Campaigners have welcomed a landmark ruling by the health service
ombudsman that could pave the way for dementia sufferers to receive
free care in their own homes.
Barbara Pointon spent four years battling with the health service
for free NHS care at home for her husband Malcolm, who was
diagnosed with Alzheimer’s in 1991, aged 51, and is now severely
disabled and needs a high-level of health care.
Pointon made an official complaint, backed up by expert opinion, to
the former Cambridgeshire Health Authority and South Cambridgeshire
Primary Care Trust. But the PCT said that, although her husband
qualified for 100 per cent free NHS care, he could only receive
that in a hospital or nursing home.
However, in November last year, health ombudsman Ann Abraham upheld
the complaint. The Pointons now receive 100 per cent NHS-funded
care at home, worth £1,000 a week and paid for by the PCT via
social services direct payments.
Last February, Abraham also upheld complaints from relatives about
four people who were incorrectly made to pay for their own
long-term care in nursing homes. The ombudsman went on to receive a
record number of complaints against health authorities that had
refused to fund continuing care in nursing homes.
The new ruling could affect thousands more people with continuing
care needs living in their own homes.
According to Pointon, the ombudsman’s report, which has not yet
been published, concludes that her husband was assessed against the
wrong criteria. Pointon complained that assessments were biased
towards physical needs and took no account of psychological needs
such as her husband’s “unpredictability, delusions, lack of spatial

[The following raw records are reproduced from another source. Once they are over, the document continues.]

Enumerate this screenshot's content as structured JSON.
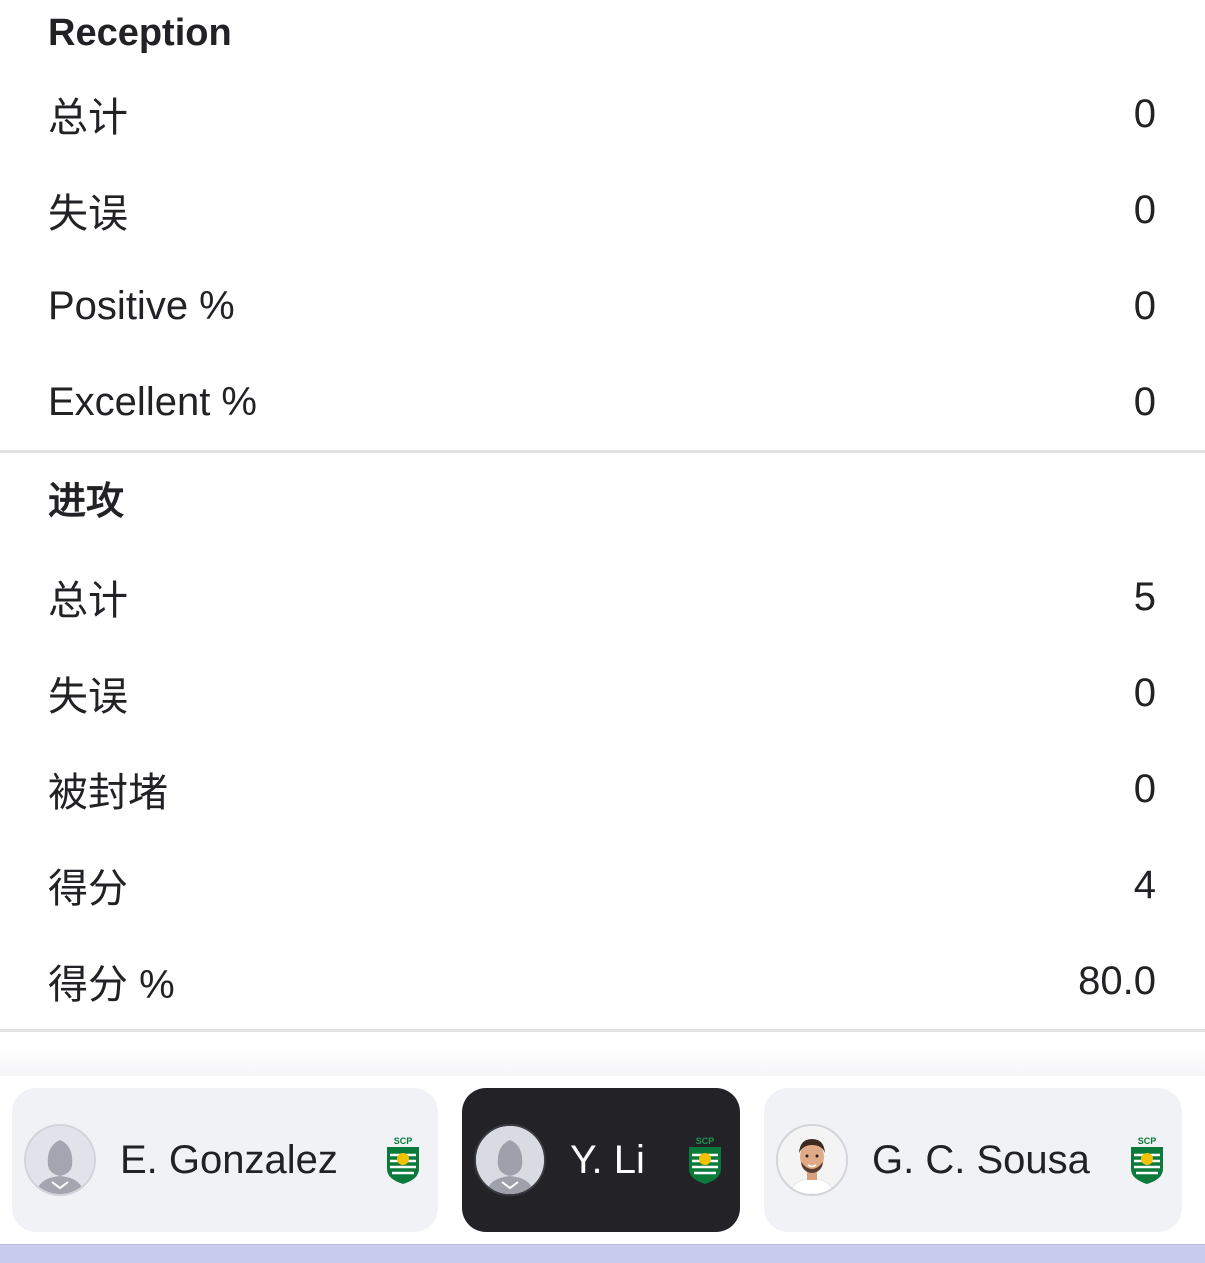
{
  "sections": [
    {
      "title": "Reception",
      "rows": [
        {
          "label": "总计",
          "value": "0"
        },
        {
          "label": "失误",
          "value": "0"
        },
        {
          "label": "Positive %",
          "value": "0"
        },
        {
          "label": "Excellent %",
          "value": "0"
        }
      ]
    },
    {
      "title": "进攻",
      "rows": [
        {
          "label": "总计",
          "value": "5"
        },
        {
          "label": "失误",
          "value": "0"
        },
        {
          "label": "被封堵",
          "value": "0"
        },
        {
          "label": "得分",
          "value": "4"
        },
        {
          "label": "得分 %",
          "value": "80.0"
        }
      ]
    }
  ],
  "players": [
    {
      "name": "E. Gonzalez",
      "avatar": "placeholder-avatar-icon",
      "team_badge": "sporting-cp-badge-icon",
      "active": false
    },
    {
      "name": "Y. Li",
      "avatar": "placeholder-avatar-icon",
      "team_badge": "sporting-cp-badge-icon",
      "active": true
    },
    {
      "name": "G. C. Sousa",
      "avatar": "player-photo",
      "team_badge": "sporting-cp-badge-icon",
      "active": false
    }
  ],
  "colors": {
    "active_chip": "#232327",
    "chip": "#f1f2f6",
    "divider": "#e3e3e6",
    "badge_green": "#0b7a3b",
    "bottom_strip": "#c9cbee"
  }
}
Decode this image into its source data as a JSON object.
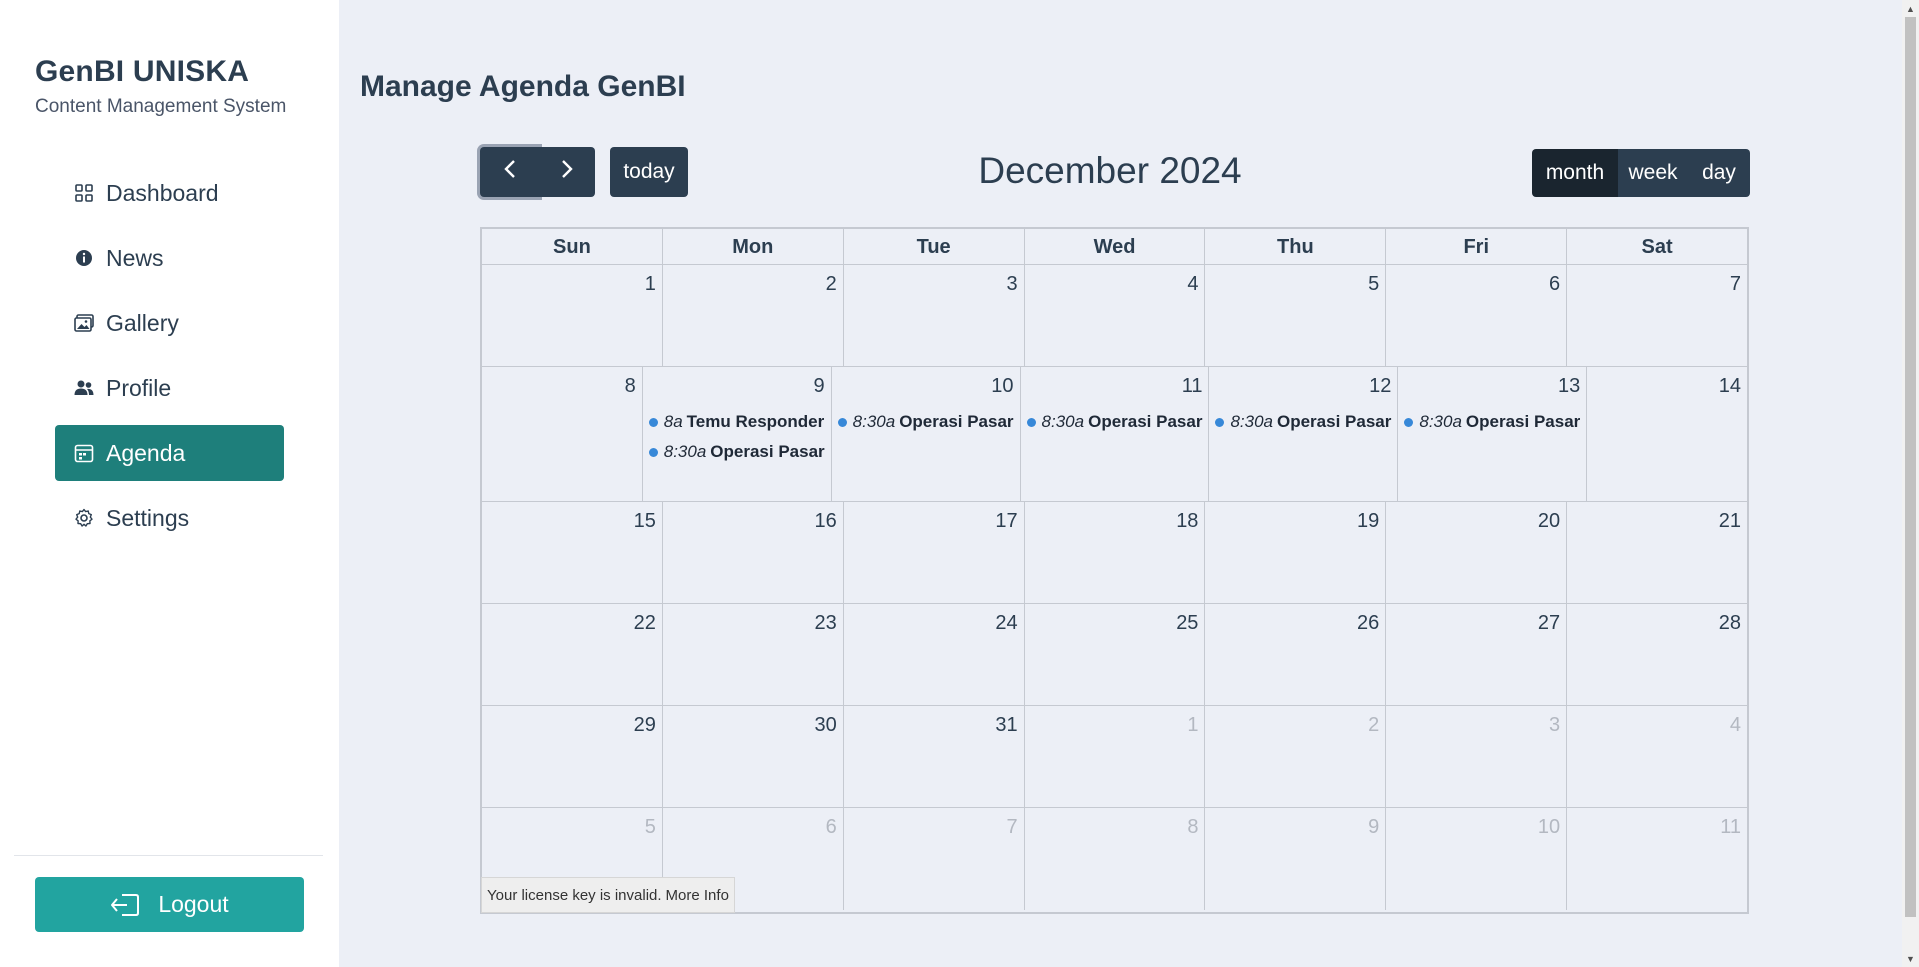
{
  "sidebar": {
    "brand_title": "GenBI UNISKA",
    "brand_subtitle": "Content Management System",
    "items": [
      {
        "label": "Dashboard",
        "icon": "grid-icon"
      },
      {
        "label": "News",
        "icon": "info-icon"
      },
      {
        "label": "Gallery",
        "icon": "image-icon"
      },
      {
        "label": "Profile",
        "icon": "users-icon"
      },
      {
        "label": "Agenda",
        "icon": "calendar-icon",
        "active": true
      },
      {
        "label": "Settings",
        "icon": "gear-icon"
      }
    ],
    "logout_label": "Logout"
  },
  "main": {
    "page_title": "Manage Agenda GenBI"
  },
  "calendar": {
    "title": "December 2024",
    "today_label": "today",
    "views": {
      "month": "month",
      "week": "week",
      "day": "day"
    },
    "active_view": "month",
    "days_of_week": [
      "Sun",
      "Mon",
      "Tue",
      "Wed",
      "Thu",
      "Fri",
      "Sat"
    ],
    "weeks": [
      [
        "1",
        "2",
        "3",
        "4",
        "5",
        "6",
        "7"
      ],
      [
        "8",
        "9",
        "10",
        "11",
        "12",
        "13",
        "14"
      ],
      [
        "15",
        "16",
        "17",
        "18",
        "19",
        "20",
        "21"
      ],
      [
        "22",
        "23",
        "24",
        "25",
        "26",
        "27",
        "28"
      ],
      [
        "29",
        "30",
        "31",
        "1",
        "2",
        "3",
        "4"
      ],
      [
        "5",
        "6",
        "7",
        "8",
        "9",
        "10",
        "11"
      ]
    ],
    "events": {
      "mon9_a": {
        "time": "8a",
        "title": "Temu Responder"
      },
      "mon9_b": {
        "time": "8:30a",
        "title": "Operasi Pasar"
      },
      "tue10": {
        "time": "8:30a",
        "title": "Operasi Pasar"
      },
      "wed11": {
        "time": "8:30a",
        "title": "Operasi Pasar"
      },
      "thu12": {
        "time": "8:30a",
        "title": "Operasi Pasar"
      },
      "fri13": {
        "time": "8:30a",
        "title": "Operasi Pasar"
      }
    },
    "event_color": "#3788d8",
    "license_text": "Your license key is invalid.",
    "license_link": "More Info"
  },
  "colors": {
    "accent_active": "#1e7f7b",
    "logout": "#22a4a0",
    "button_dark": "#2c3e50",
    "background": "#eceff6"
  }
}
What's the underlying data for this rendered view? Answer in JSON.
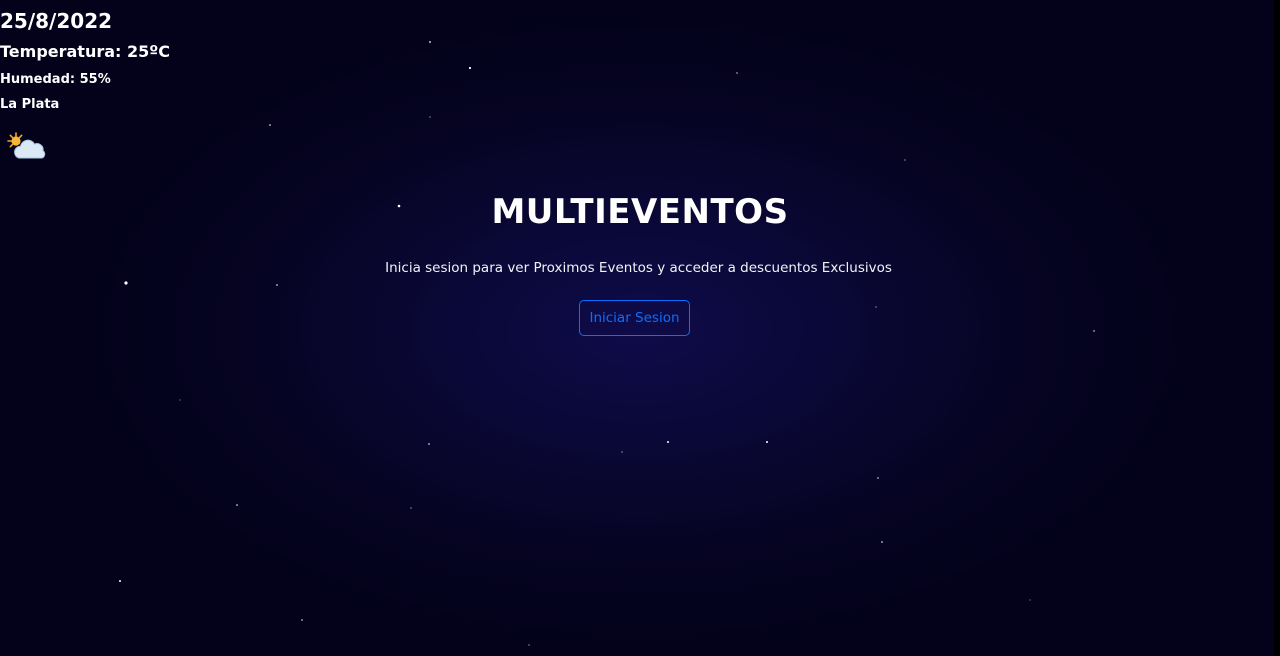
{
  "weather": {
    "date": "25/8/2022",
    "temperature": "Temperatura: 25ºC",
    "humidity": "Humedad: 55%",
    "city": "La Plata",
    "icon": "partly-cloudy-icon"
  },
  "hero": {
    "title": "MULTIEVENTOS",
    "subtitle": "Inicia sesion para ver Proximos Eventos y acceder a descuentos Exclusivos",
    "login_label": "Iniciar Sesion"
  },
  "colors": {
    "background": "#03021a",
    "glow": "#0e0b4a",
    "button_accent": "#0d6efd",
    "text": "#ffffff"
  }
}
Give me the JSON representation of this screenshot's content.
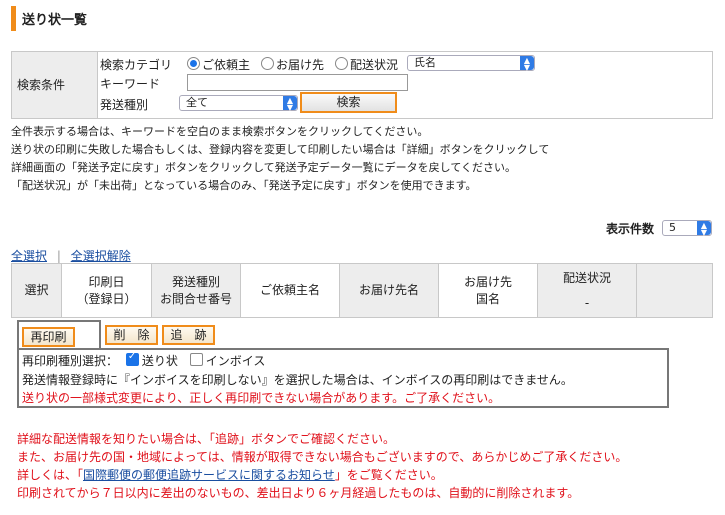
{
  "page": {
    "title": "送り状一覧"
  },
  "search": {
    "label": "検索条件",
    "category_label": "検索カテゴリ",
    "category_options": [
      "ご依頼主",
      "お届け先",
      "配送状況"
    ],
    "category_selected": "ご依頼主",
    "field_select_value": "氏名",
    "keyword_label": "キーワード",
    "keyword_value": "",
    "type_label": "発送種別",
    "type_select_value": "全て",
    "search_button": "検索"
  },
  "info_lines": [
    "全件表示する場合は、キーワードを空白のまま検索ボタンをクリックしてください。",
    "送り状の印刷に失敗した場合もしくは、登録内容を変更して印刷したい場合は「詳細」ボタンをクリックして",
    "詳細画面の「発送予定に戻す」ボタンをクリックして発送予定データ一覧にデータを戻してください。",
    "「配送状況」が「未出荷」となっている場合のみ、「発送予定に戻す」ボタンを使用できます。"
  ],
  "display_count": {
    "label": "表示件数",
    "value": "5"
  },
  "selection": {
    "select_all": "全選択",
    "separator": "|",
    "deselect_all": "全選択解除"
  },
  "table": {
    "headers": {
      "select": "選択",
      "print_date_1": "印刷日",
      "print_date_2": "（登録日）",
      "shipping_type_1": "発送種別",
      "shipping_type_2": "お問合せ番号",
      "requester": "ご依頼主名",
      "recipient": "お届け先名",
      "country_1": "お届け先",
      "country_2": "国名",
      "status": "配送状況",
      "status_sub": "-"
    }
  },
  "actions": {
    "reprint": "再印刷",
    "delete": "削　除",
    "track": "追　跡"
  },
  "reprint": {
    "type_label": "再印刷種別選択：",
    "opt_label": "送り状",
    "opt_label_checked": true,
    "opt_invoice": "インボイス",
    "opt_invoice_checked": false,
    "note": "発送情報登録時に『インボイスを印刷しない』を選択した場合は、インボイスの再印刷はできません。",
    "warning": "送り状の一部様式変更により、正しく再印刷できない場合があります。ご了承ください。"
  },
  "notices": {
    "line1": "詳細な配送情報を知りたい場合は、「追跡」ボタンでご確認ください。",
    "line2": "また、お届け先の国・地域によっては、情報が取得できない場合もございますので、あらかじめご了承ください。",
    "line3_prefix": "詳しくは、「",
    "line3_link": "国際郵便の郵便追跡サービスに関するお知らせ",
    "line3_suffix": "」をご覧ください。",
    "line4": "印刷されてから７日以内に差出のないもの、差出日より６ヶ月経過したものは、自動的に削除されます。"
  },
  "colors": {
    "accent": "#f08c1a",
    "warning": "#e0111b",
    "link": "#1a4ea0",
    "header_bg": "#ededed"
  }
}
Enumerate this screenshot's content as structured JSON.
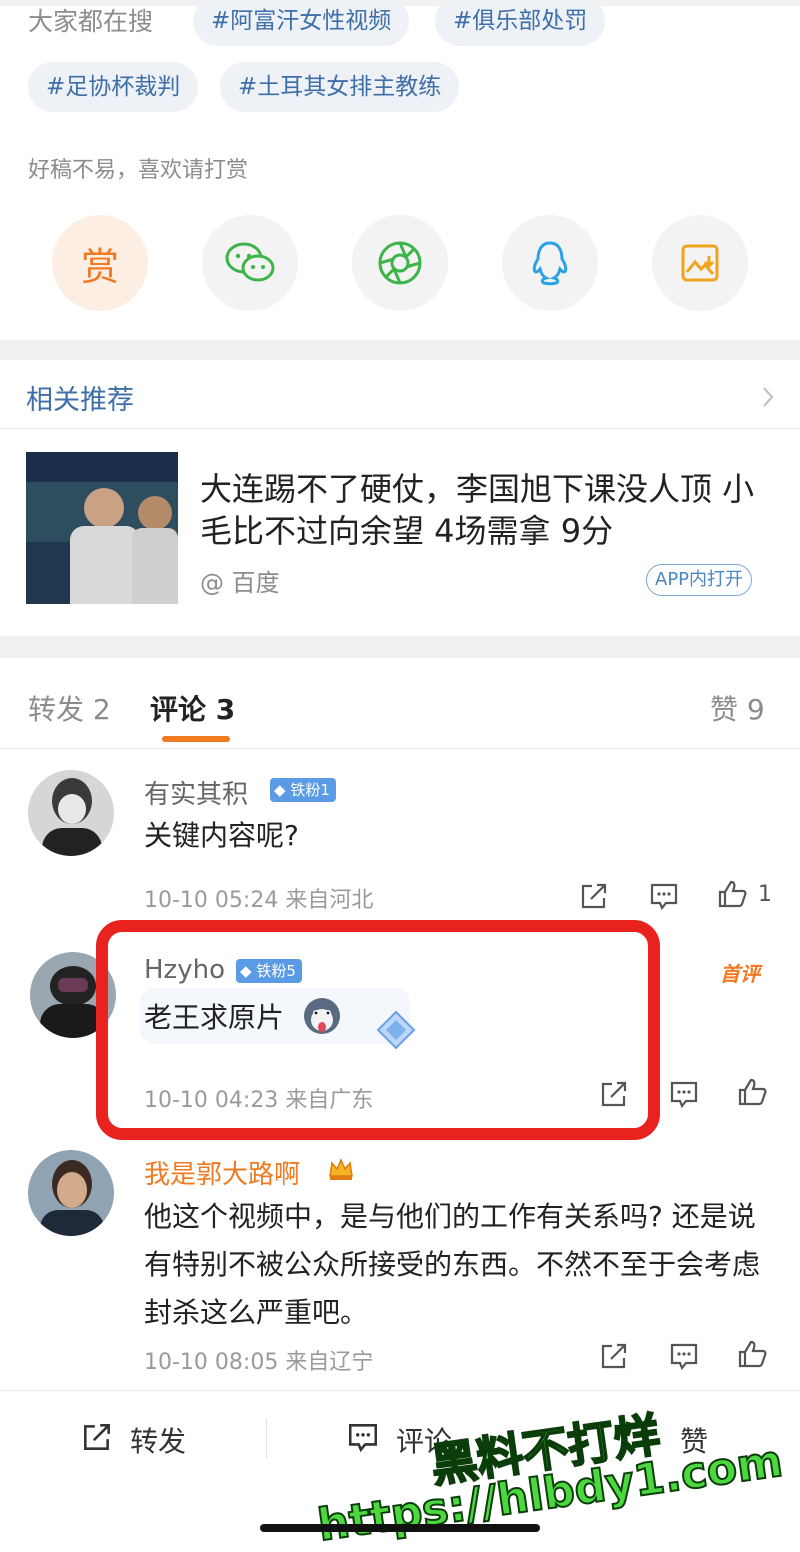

awareness, communication difficulties and fearfulness”.
The report also “slams” requirements which make it impossible to
receive NHS-funded care in the patient’s own home, Pointon
The Alzheimer’s Society said the “ground-breaking” ruling should
pave the way for more dementia sufferers to receive free NHS care
at home. A spokesperson for Age Concern added: “For so long,
families have had little or no choice but to agree to their loved
ones being moved into care to get the funding and support they
“The Pointons’ victory is a real step forward, offering hope of
better recognition of mental health needs for many more.”
The Department of Health said access to free continuing care should
be decided locally by PCTs on a case by case basis and not just on
the basis of condition type. It has extended until 31 March the
deadline for strategic health authorities to assess how many people
were wrongly denied free continuing care between 1996 and 2002.